+++ SOURCE DATA +++

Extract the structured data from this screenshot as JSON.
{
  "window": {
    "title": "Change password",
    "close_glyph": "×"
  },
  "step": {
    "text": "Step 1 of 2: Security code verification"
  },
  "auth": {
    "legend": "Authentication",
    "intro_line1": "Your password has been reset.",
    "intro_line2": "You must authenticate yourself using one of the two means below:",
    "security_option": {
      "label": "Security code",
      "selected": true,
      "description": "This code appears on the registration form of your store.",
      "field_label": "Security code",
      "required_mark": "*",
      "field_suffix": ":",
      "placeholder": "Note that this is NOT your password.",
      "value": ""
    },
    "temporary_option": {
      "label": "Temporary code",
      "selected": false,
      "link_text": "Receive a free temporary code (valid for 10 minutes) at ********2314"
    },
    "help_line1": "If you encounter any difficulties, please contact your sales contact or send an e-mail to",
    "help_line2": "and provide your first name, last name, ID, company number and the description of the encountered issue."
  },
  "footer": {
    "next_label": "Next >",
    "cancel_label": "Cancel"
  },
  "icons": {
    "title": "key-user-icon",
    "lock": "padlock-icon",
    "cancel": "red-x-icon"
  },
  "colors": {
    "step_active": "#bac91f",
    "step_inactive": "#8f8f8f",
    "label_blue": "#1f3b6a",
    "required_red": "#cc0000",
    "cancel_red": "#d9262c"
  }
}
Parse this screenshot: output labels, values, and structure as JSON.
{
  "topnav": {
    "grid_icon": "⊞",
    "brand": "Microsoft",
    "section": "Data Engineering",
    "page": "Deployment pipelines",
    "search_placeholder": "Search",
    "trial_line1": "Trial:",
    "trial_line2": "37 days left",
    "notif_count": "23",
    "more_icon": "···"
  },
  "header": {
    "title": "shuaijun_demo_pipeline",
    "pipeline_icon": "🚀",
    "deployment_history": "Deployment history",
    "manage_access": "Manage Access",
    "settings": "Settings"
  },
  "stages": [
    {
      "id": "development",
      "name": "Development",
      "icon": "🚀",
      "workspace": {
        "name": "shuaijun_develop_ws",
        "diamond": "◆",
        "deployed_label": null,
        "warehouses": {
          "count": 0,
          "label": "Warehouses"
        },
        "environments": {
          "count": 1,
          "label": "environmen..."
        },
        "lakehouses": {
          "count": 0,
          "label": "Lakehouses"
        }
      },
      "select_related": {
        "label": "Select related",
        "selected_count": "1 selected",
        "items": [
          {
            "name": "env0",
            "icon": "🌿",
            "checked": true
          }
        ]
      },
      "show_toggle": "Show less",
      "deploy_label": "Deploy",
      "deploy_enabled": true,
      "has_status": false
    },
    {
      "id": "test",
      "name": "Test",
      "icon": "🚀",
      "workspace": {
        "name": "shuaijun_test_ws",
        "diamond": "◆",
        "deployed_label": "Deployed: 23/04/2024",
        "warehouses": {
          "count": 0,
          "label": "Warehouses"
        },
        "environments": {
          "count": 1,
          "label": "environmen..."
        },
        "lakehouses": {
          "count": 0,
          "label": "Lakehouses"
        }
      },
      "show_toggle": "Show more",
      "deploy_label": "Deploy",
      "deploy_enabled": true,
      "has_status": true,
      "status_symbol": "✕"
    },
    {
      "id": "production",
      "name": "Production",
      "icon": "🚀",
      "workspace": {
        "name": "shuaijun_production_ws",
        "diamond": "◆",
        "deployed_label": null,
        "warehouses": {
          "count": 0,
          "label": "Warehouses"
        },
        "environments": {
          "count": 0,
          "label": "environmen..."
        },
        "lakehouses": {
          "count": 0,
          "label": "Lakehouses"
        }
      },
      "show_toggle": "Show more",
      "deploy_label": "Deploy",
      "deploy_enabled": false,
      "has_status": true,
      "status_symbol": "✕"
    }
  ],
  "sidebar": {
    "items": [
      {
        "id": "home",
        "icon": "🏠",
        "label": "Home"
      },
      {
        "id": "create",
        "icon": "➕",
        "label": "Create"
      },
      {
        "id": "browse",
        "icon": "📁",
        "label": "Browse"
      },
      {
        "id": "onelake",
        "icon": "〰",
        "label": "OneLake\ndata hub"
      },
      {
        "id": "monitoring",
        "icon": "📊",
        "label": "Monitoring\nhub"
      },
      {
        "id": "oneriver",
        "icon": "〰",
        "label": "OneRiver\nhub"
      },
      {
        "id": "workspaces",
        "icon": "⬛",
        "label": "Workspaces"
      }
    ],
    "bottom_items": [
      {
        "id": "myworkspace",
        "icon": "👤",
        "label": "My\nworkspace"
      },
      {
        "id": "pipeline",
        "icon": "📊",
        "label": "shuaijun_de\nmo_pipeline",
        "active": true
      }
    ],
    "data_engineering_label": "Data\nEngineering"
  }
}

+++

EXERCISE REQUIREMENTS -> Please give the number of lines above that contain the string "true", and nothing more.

RESPONSE BELOW -> 7